By nontrivial here I mean something that takes more than a few seconds to process. If the data set does not push the compute resources of your development environment you might use an inefficient solution instead of a performant one. If you use a nontrivial dataset you can showcase the difference between an inefficient algorithm and a performant algorithm. It also makes the results more interesting, and gives you more to talk about.
My Apache Spark SQL course showcases a code project based around a 6.5 MiB dataset containing 1,095,695 words, 128,467 lines, and 41,762 distinct words. The analyses it uses are especially customized for this dataset — the analyses you choose for the dataset of your choice also indicate your ability to pose interesting questions, create queries for answering those questions, and efficiently implementing those queries on a large dataset.
Compare Spark with an alternative computing platform

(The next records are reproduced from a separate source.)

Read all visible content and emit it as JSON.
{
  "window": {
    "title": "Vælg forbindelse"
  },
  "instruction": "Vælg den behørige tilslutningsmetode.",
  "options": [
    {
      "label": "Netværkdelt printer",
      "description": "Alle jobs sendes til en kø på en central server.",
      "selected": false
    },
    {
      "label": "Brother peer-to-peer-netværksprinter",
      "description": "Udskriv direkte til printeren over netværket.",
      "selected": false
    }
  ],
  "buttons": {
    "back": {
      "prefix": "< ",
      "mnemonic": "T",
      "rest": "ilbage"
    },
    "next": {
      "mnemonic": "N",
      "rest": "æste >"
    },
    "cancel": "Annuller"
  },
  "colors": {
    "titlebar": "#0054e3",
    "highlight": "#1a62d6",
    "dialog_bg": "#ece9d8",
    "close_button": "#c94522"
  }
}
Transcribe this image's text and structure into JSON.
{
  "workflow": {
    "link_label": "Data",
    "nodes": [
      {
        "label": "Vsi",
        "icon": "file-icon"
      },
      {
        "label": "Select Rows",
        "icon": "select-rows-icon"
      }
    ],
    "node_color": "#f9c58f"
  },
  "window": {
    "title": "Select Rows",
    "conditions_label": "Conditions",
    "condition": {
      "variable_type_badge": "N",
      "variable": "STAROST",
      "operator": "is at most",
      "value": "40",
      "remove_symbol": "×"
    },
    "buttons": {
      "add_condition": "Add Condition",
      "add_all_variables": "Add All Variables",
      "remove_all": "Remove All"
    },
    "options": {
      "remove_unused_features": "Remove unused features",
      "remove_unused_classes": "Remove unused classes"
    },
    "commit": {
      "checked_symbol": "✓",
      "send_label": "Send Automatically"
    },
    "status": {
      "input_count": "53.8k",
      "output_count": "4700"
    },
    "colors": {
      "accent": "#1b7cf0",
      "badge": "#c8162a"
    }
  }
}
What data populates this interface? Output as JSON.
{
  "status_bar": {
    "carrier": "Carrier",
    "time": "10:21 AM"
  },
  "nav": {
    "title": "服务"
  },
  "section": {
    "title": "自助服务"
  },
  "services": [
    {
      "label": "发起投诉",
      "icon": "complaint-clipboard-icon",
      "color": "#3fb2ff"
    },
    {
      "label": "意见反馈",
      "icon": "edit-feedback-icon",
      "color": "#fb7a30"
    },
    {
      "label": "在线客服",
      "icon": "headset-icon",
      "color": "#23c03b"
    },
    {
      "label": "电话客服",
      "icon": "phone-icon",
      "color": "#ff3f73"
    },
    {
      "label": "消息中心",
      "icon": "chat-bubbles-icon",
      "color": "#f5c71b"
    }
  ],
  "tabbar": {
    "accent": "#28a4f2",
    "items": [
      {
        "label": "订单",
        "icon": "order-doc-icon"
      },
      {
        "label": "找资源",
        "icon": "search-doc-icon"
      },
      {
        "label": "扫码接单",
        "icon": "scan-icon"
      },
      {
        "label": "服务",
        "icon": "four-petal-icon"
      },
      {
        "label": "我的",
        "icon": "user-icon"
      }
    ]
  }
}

In this approach, you select a data set, perform an analysis of it using two different programming languages or computing platforms. For example you might first use scikit-learn, numpy, or pandas, and then do the same analysis using Apache Spark. Or, you might compare and contrast Hive vs Spark.
I had performed a similar exercise myself. Some time later, Databricks published the results of a similar study on their blog, Benchmarking Apache Spark on a Single Node Machine.
Use Spark along with a cloud api
Cloud apis provide powerful means of handling large datasets for certain applications; however, preparing the data for upload to the cloud api may require substantial preprocessing. Cloud apis can also generate a lot of log data. For example, I evaluated IBM Watson and the Google Cloud speech-to-text cloud apis, and then compared the results (cf., on bleu scores and transcription rates, and on transcription rate for noisy recordings) by analyzing the log data. In this case, I used sqlite to run the queries. When I redo this I plan to use Spark SQL instead.
This type of project gives you even more to talk about: how to integrate Spark with a cloud api, what operations are suitable for Spark and which ones are more suitable to do within the cloud api, what post-processing analytics steps are there for which Spark is especially suitable. Provide visuals where meaningful, e.g. Figure 5. Your wiki can also show resource consumption by screenshotting the Spark UI, such as shown in Figure 0.
Figure 3. Frequent 5-tuple analysis on The Collected Works of Sherlock Holmes corpus
Use Spark to extract training features from a data set
Many data science jobs require the ability to train statistical models based on feature data gleaned from raw data. There is an abundance of data that you could use to demonstrate your ability to perform this.
My Apache Spark SQL course shows how to extract moving-window n-tuples from a text corpus. Figure 4 illustrates this for 4-tuples, though it is easily generalizable to arbitrary length n-tuples. This would provide a good starting point for a feature extractor that vectorizes this into a form that can be provided as input to a neural network model.
Figure 4. Moving n-tuple features from The Collected Works of Sherlock Holmes corpus
Figure 5. Bleu score analysis comparing speech-to-text cloud apis
Following are some examples of modeling tasks and relevant modeling approaches you could use that would be relevant for many data science or machine learning developer roles.
Examples of modeling tasks:
- Statistically improbable phrases
- Anomaly detection
- Topic modeling
- Trend analysis
Examples of relevant models :
- Approximate K Nearest Neighbors
- Alternating Least Squares
- K-means clustering
If you can generate features for one of these types of models or tasks start-to-finish, end-to-end, on your own you are credibly able to handle other modeling tasks.
There are many ways to learn Apache Spark and apply it realistically to nontrivial datasets; however, when it comes to interviewing it still comes down to communicating your understanding effectively. You can accomplish much of this up-front in advance, while sharpening your skills, by tackling a code project, publishing it, and writing up key results in a visually appealing way.